Care and Maintenance
Regular brushing is essential and is a major factor in maintaining a good table performance and appearance as well as making the cloth last significantly longer. Brushing removes dust/chalk particles in the cloth and re-establishes the nap direction.
Always brush in straight lines in the direction of the nap (from baulk line to spot), never against or across, otherwise the direction of the nap will be lost and the wool fibres will eventually bunch together, an effect known as pilling.
It is particularly important not to brush too heavily or use a brush with stiff bristles as this may damage the fibres.
Occasional dry ironing in the direction of the nap only after brushing is desirable as it makes the cloth play faster. How often it is done depends on table usage and temperature within the room but should be done more frequently in humid conditions.
Ironing should only be done after first making sure that the cloth is clean and has been well brushed so that the fibres are laid in the direction of the nap. Otherwise any marks that are not removed during brushing will be set in when the cloth is ironed.
The iron must be clean and should be tested for heat on a sheet of newspaper. If there is the slightest scorch on the paper, allow the iron to cool before use.
Never iron the cushions. Regular brushing is all that is required.
Colour fading will occur as the cloth ages due to ultra violet light, therefore it is advisable to avoid sitting tables near natural daylight, especially direct sunlight. Ideally use a table cover to protect the cloth when not in use and help preserve the brightness of the cloth colour. Hainsworth cloths have a special anti fade dye finish and has proven to keep its colour longer than any other cloth on the market.
These are small spots which appear when the players cue tip literally ‘shaves off’ the nap surface after striking the cue ball below mid centre, often to achieve a back spin shot. Further still, a careless player could actually rip the cloth with their cue tip when taking this type of shot. These marks are most noticeable on a new cloth but gradually become less prominent as the cloth wears.

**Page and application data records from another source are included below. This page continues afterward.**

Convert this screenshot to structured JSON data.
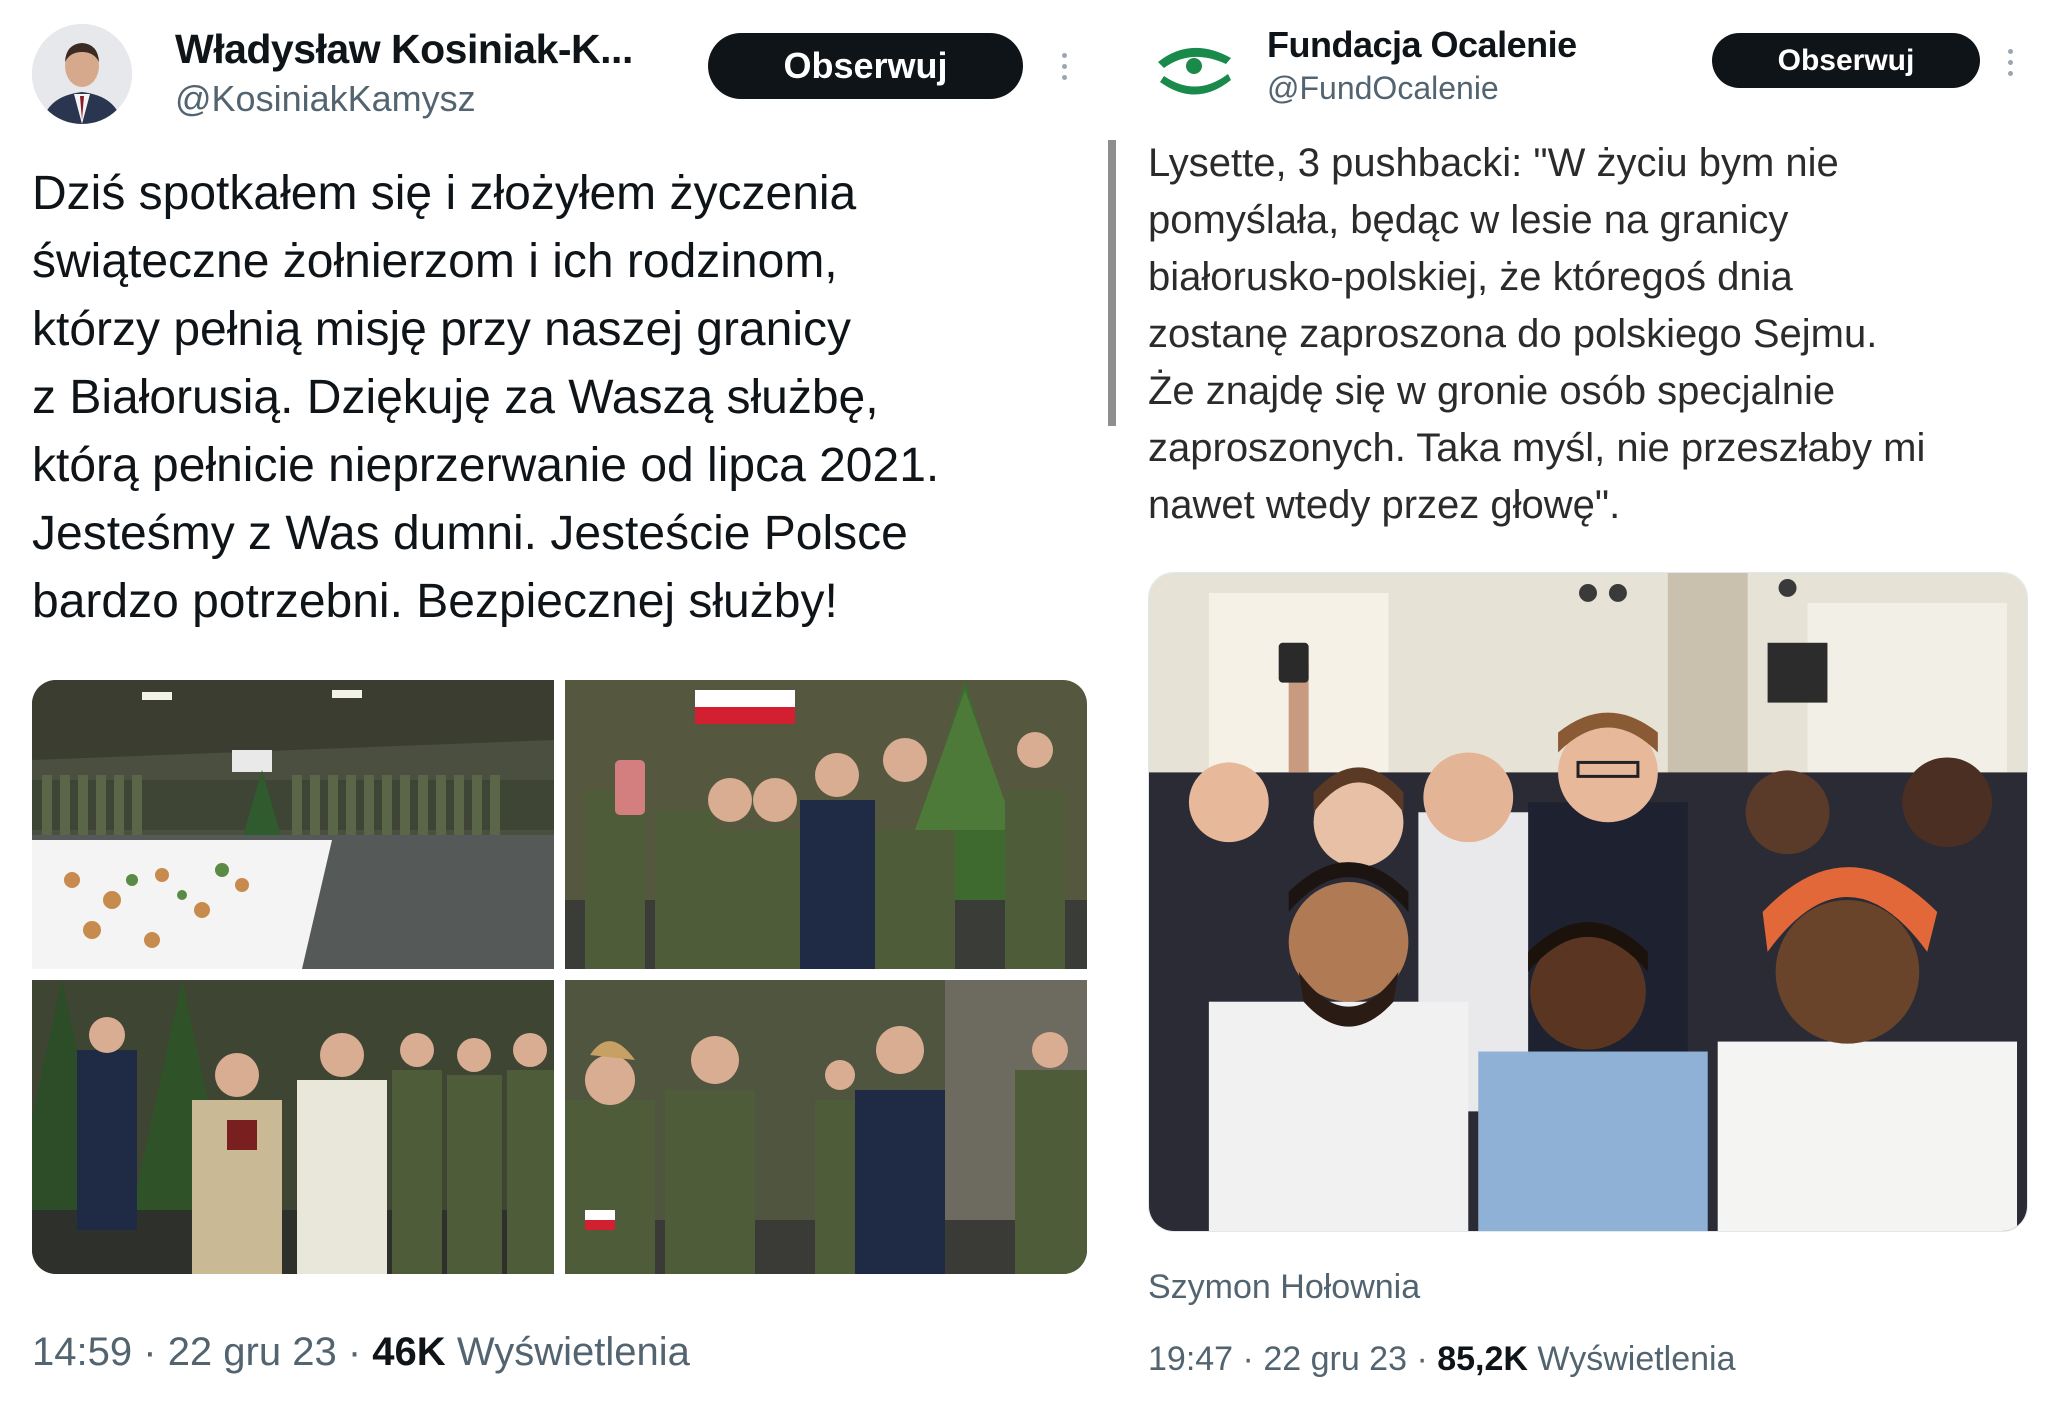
{
  "left_tweet": {
    "author_name": "Władysław Kosiniak-K...",
    "author_handle": "@KosiniakKamysz",
    "follow_label": "Obserwuj",
    "text": "Dziś spotkałem się i złożyłem życzenia\nświąteczne żołnierzom i ich rodzinom,\nktórzy pełnią misję przy naszej granicy\nz Białorusią. Dziękuję za Waszą służbę,\nktórą pełnicie nieprzerwanie od lipca 2021.\nJesteśmy z Was dumni. Jesteście Polsce\nbardzo potrzebni. Bezpiecznej służby!",
    "time": "14:59",
    "date": "22 gru 23",
    "views_count": "46K",
    "views_label": "Wyświetlenia",
    "separator": "·"
  },
  "right_tweet": {
    "author_name": "Fundacja Ocalenie",
    "author_handle": "@FundOcalenie",
    "follow_label": "Obserwuj",
    "text": "Lysette, 3 pushbacki: \"W życiu bym nie\npomyślała, będąc  w lesie na granicy\nbiałorusko-polskiej, że któregoś dnia\nzostanę zaproszona do polskiego Sejmu.\nŻe znajdę się w gronie osób specjalnie\nzaproszonych. Taka myśl, nie przeszłaby mi\nnawet wtedy przez głowę\".",
    "photo_caption": "Szymon Hołownia",
    "time": "19:47",
    "date": "22 gru 23",
    "views_count": "85,2K",
    "views_label": "Wyświetlenia",
    "separator": "·"
  },
  "colors": {
    "text_primary": "#0f1419",
    "text_secondary": "#536471",
    "button_bg": "#0f1419",
    "logo_green": "#1a8a4a"
  },
  "icons": {
    "more": "more-vertical-icon",
    "logo": "fundacja-ocalenie-logo-icon"
  }
}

Always check your cue tips as this type of damage occurs more frequently if the cue tips have become damaged or are badly fitted, also if the edges of the ferrule are rough or sharp.
Encouraging and enforcing proper discipline amongst table users will also considerably extend the performance of the cloth and help maintain it’s performance.
• Do not spin coins, drop balls or heavy objects on the table
• Do not use cues with sharp edges on ferrules.
• Do not drink over the table
• Do not use worn or damaged balls and avoid excessively powerful shots.
• Do not sit or leave cues on the surface of the table.
• Do not chalk the cue over the table as chalk dust builds up and acts as an abrasive.